Interface dataset entries
▬▬▬

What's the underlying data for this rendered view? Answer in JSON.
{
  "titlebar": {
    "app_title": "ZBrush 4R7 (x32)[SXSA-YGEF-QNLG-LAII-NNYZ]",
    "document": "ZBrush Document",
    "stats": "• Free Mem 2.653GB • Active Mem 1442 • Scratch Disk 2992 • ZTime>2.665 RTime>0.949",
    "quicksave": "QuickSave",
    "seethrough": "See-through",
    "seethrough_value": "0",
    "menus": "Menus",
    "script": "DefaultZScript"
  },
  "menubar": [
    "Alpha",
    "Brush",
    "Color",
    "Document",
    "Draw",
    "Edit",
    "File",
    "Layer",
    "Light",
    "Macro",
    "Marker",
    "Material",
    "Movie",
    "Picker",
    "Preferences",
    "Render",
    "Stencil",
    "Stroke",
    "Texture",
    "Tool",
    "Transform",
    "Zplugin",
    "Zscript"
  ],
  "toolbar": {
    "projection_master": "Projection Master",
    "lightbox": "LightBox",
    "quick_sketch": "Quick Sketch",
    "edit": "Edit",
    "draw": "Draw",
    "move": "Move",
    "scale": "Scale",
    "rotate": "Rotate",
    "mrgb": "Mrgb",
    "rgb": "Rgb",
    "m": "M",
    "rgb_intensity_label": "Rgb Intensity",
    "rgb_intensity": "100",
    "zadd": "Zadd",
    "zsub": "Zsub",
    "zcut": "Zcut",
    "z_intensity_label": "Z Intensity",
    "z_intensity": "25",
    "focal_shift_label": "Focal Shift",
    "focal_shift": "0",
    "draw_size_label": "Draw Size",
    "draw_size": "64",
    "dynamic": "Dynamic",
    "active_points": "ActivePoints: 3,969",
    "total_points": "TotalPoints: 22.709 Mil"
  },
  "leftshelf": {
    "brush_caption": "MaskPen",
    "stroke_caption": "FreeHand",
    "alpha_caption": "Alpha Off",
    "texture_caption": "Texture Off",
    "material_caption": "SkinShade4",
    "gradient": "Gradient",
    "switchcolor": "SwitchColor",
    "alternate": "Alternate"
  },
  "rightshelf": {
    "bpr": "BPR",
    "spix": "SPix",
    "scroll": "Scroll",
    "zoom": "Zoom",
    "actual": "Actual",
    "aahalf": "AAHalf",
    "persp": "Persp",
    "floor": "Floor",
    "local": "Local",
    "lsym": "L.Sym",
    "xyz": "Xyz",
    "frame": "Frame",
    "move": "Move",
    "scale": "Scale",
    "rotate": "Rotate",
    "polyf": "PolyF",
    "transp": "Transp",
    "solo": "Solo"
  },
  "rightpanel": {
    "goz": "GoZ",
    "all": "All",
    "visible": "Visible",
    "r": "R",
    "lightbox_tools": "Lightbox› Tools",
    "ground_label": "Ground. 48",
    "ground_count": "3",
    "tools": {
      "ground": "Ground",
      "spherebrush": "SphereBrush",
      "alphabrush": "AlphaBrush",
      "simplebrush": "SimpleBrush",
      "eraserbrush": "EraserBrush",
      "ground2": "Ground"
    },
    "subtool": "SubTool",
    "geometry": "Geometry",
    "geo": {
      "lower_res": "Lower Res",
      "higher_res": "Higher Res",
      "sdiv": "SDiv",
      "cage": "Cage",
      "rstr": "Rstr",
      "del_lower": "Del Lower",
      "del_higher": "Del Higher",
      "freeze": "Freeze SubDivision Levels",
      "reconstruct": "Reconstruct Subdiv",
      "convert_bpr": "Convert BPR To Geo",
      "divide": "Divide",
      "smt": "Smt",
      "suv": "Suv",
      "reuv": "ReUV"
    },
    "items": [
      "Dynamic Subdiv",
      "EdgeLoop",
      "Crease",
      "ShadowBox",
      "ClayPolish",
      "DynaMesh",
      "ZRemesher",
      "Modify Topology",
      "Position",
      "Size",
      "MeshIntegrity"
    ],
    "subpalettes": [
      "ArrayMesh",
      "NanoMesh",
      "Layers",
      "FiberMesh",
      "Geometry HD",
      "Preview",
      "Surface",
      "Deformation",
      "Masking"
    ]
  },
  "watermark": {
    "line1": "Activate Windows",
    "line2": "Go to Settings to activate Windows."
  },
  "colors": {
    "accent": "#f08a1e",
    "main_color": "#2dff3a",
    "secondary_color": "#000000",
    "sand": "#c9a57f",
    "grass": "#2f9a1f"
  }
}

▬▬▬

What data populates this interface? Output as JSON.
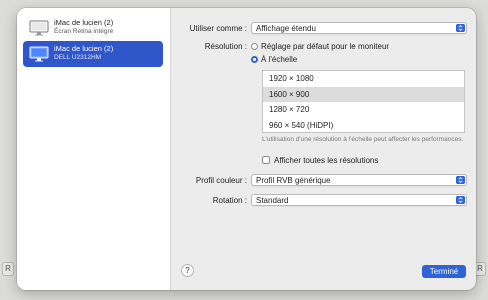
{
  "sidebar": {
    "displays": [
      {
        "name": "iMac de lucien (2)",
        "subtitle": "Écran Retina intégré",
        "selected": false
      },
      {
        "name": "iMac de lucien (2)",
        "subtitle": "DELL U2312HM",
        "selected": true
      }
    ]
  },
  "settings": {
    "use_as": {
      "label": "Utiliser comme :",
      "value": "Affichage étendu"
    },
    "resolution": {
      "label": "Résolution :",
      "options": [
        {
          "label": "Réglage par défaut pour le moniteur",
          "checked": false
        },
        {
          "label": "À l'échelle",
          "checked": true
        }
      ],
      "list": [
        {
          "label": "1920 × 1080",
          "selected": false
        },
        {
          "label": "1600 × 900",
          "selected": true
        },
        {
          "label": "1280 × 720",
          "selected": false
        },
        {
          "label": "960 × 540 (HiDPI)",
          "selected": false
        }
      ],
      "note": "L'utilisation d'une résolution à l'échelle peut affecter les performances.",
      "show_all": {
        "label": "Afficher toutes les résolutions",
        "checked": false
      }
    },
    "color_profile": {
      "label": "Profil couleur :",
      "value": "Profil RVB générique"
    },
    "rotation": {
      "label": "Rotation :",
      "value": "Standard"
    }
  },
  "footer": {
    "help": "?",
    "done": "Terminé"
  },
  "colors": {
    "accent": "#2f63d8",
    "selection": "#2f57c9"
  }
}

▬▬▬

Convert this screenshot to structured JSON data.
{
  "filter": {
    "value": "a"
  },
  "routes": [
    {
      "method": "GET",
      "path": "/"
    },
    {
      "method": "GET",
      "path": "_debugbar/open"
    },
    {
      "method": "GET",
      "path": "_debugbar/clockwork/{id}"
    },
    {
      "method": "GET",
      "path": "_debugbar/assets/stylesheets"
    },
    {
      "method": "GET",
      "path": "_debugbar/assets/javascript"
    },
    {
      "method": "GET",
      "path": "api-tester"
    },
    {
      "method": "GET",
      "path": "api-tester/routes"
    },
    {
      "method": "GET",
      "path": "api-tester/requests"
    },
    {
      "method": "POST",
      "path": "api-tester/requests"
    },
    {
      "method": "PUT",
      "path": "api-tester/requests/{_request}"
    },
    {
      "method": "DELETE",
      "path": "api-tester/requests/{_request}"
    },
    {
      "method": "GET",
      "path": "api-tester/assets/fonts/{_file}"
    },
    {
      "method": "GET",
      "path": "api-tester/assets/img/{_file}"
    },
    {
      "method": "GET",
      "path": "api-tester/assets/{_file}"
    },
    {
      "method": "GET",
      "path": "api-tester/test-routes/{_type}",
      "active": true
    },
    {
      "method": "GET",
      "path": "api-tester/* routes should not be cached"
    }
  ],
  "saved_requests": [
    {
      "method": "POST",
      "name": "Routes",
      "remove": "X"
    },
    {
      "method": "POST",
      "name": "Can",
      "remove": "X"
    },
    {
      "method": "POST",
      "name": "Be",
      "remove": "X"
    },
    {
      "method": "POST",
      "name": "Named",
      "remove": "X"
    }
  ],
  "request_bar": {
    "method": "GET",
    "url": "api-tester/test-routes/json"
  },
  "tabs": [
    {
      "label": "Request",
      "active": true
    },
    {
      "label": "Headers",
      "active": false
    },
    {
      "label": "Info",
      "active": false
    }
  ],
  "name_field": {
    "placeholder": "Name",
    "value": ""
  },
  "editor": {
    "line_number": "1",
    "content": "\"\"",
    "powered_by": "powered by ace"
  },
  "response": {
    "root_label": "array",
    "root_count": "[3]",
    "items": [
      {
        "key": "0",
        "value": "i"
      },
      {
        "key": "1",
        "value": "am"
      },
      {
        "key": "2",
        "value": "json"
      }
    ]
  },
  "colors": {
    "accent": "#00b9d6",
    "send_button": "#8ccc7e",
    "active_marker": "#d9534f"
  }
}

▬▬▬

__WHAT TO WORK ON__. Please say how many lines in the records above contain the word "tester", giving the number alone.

__RESULT BELOW__. 12